* _The task_:
Search the data below, and report every line in which "image" occurs.

Web page and app entries:
┄┄┄┄┄┄

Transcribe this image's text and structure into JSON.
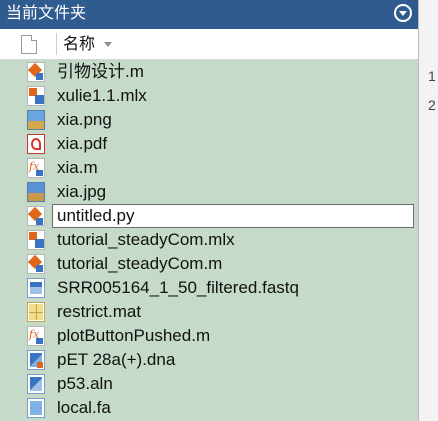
{
  "panel": {
    "title": "当前文件夹",
    "column_header": "名称"
  },
  "files": [
    {
      "name": "引物设计.m",
      "icon": "matlab-script-icon"
    },
    {
      "name": "xulie1.1.mlx",
      "icon": "live-script-icon"
    },
    {
      "name": "xia.png",
      "icon": "png-image-icon"
    },
    {
      "name": "xia.pdf",
      "icon": "pdf-file-icon"
    },
    {
      "name": "xia.m",
      "icon": "matlab-function-icon"
    },
    {
      "name": "xia.jpg",
      "icon": "jpg-image-icon"
    },
    {
      "name": "untitled.py",
      "icon": "python-file-icon",
      "editing": true
    },
    {
      "name": "tutorial_steadyCom.mlx",
      "icon": "live-script-icon"
    },
    {
      "name": "tutorial_steadyCom.m",
      "icon": "matlab-script-icon"
    },
    {
      "name": "SRR005164_1_50_filtered.fastq",
      "icon": "sequence-data-icon"
    },
    {
      "name": "restrict.mat",
      "icon": "mat-file-icon"
    },
    {
      "name": "plotButtonPushed.m",
      "icon": "matlab-function-icon"
    },
    {
      "name": "pET 28a(+).dna",
      "icon": "dna-file-icon"
    },
    {
      "name": "p53.aln",
      "icon": "alignment-file-icon"
    },
    {
      "name": "local.fa",
      "icon": "fasta-file-icon"
    }
  ],
  "editor": {
    "line_numbers": [
      "1",
      "2"
    ]
  }
}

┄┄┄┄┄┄

* _Your response_:
Transcribe this image's text and structure into JSON.
      "icon": "png-image-icon"
      "icon": "jpg-image-icon"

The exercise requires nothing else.